    Do sudden twists and turns in life ever knock you off your feet?

    I’ll never forget one October day when my husband called on his way home from work, “So you know how we once talked about me possibly taking a job in Taiwan? Well, there’s an opening and it looks like they really need someone with my experience.”

    My answer was immediate and decisive. It went something along the lines of, “Are you completely crazy? We have two little kids now!” And ended with something like, “That absolutely isn’t going to happen.”

    After I hung up my mind echoed with one dangerous thought: “There’s no way I’m moving an inch. I have everything under control right here.

    Alarm bells went off inside my head. Every time I think I have everything under my own control things are about to go horribly wrong.

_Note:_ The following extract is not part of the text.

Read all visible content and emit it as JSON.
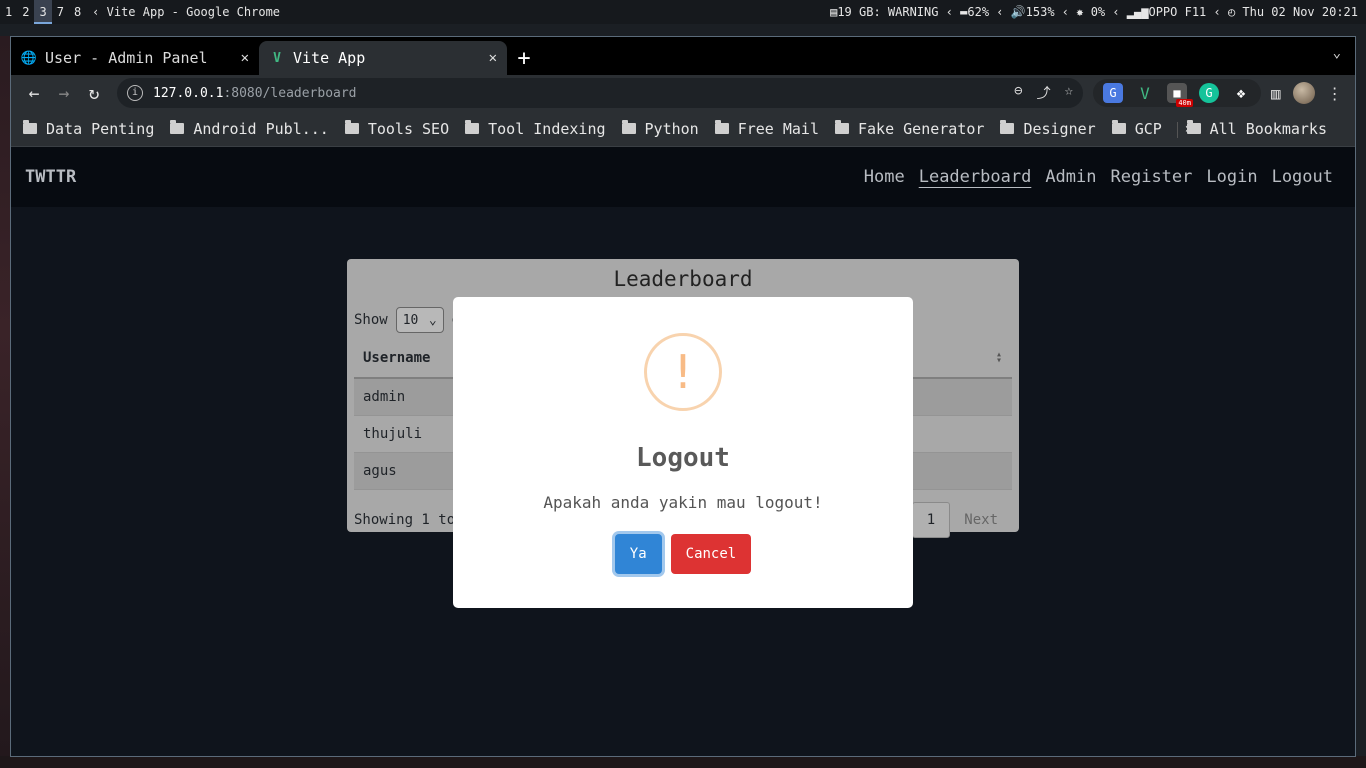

    The truth was that I had some big goals set for 2014-- and they had been broadcast to the world. It was going to be embarrassing to back down.

    But I also know my God. He works in mysterious ways and they rarely have anything to do with my plans. And my husband deserved a fair hearing.

    By January 10 I was living in Taiwan on the first of two international assignments my husband would accept, with my support, in four years.

    Somehow all of my plans had disintegrated— and we were off on an adventure bigger and better than I could have imagined.

    Can you relate? Have you ever fought to hold onto your own small vision even when God was calling you to so much more?

    Living our days with intention and purpose, yet making space for God’s detours, is more of an art than science.

    The Art of Planning course is a five-day experience designed to help us focus on what my friend, and partner, Joan L. Turley describes as “The Non-Negotiables.”

    A year ago Joan and I started meeting on a weekly basis. Our focus? To create goal setting and time management material for “everyday Christian women” like ourselves.

    We’ve both experienced the power of courses and resources that challenge us to push ourselves out of our comfort zones and accomplish some amazing goals. Yet, programs tailored to help busy executives left us wanting something more.

    Yes, we want to strive to achieve amazing things. But even more importantly we need to ensure that those goals are aligned with what we believe God is calling us to do in our lives.

    We hope that our first offering, The Art of Planning, will prove inspirational and helpful for busy Christian women.

    A float in a religious parade in Chunghwa, Taiwan.

    A float in a religious parade in Chunghwa, Taiwan.